Top of SUPPLIED MATERIAL

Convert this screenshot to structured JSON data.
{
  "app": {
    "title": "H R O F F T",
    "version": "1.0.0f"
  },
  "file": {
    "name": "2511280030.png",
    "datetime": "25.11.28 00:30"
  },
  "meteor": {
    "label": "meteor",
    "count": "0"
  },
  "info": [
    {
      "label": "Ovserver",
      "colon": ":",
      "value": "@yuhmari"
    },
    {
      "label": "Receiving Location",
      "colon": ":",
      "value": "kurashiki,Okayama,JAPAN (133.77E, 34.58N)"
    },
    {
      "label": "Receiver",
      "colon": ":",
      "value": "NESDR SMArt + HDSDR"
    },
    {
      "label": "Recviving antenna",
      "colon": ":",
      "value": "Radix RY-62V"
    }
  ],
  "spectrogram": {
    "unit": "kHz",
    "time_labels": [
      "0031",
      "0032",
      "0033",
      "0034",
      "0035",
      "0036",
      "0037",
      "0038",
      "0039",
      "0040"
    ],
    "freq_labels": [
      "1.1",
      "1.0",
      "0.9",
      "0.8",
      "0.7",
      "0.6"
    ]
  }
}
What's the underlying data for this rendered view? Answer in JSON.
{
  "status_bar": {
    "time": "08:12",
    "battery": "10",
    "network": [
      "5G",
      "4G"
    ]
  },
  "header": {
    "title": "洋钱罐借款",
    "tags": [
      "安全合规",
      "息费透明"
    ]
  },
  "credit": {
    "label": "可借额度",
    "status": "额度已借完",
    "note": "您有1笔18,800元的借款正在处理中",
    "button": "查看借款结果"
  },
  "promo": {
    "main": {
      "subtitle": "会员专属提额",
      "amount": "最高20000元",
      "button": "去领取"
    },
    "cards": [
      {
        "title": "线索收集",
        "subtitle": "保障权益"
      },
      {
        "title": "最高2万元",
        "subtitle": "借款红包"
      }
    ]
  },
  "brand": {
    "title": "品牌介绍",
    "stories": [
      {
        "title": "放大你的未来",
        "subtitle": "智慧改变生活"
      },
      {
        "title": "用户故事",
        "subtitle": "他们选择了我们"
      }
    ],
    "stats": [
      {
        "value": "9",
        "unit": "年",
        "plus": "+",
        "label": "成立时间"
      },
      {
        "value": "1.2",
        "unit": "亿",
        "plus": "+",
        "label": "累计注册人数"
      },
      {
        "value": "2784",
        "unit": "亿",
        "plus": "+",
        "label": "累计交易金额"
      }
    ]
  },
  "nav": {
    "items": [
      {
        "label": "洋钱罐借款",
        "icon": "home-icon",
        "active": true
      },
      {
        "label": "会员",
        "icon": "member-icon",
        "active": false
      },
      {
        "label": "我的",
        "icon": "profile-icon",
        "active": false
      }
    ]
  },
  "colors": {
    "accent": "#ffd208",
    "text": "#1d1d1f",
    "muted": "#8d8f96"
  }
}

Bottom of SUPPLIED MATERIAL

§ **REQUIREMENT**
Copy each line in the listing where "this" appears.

§ **TASK RESPONSE**
Convert this screenshot to structured JSON data.
What's the underlying data for this rendered view? Answer in JSON.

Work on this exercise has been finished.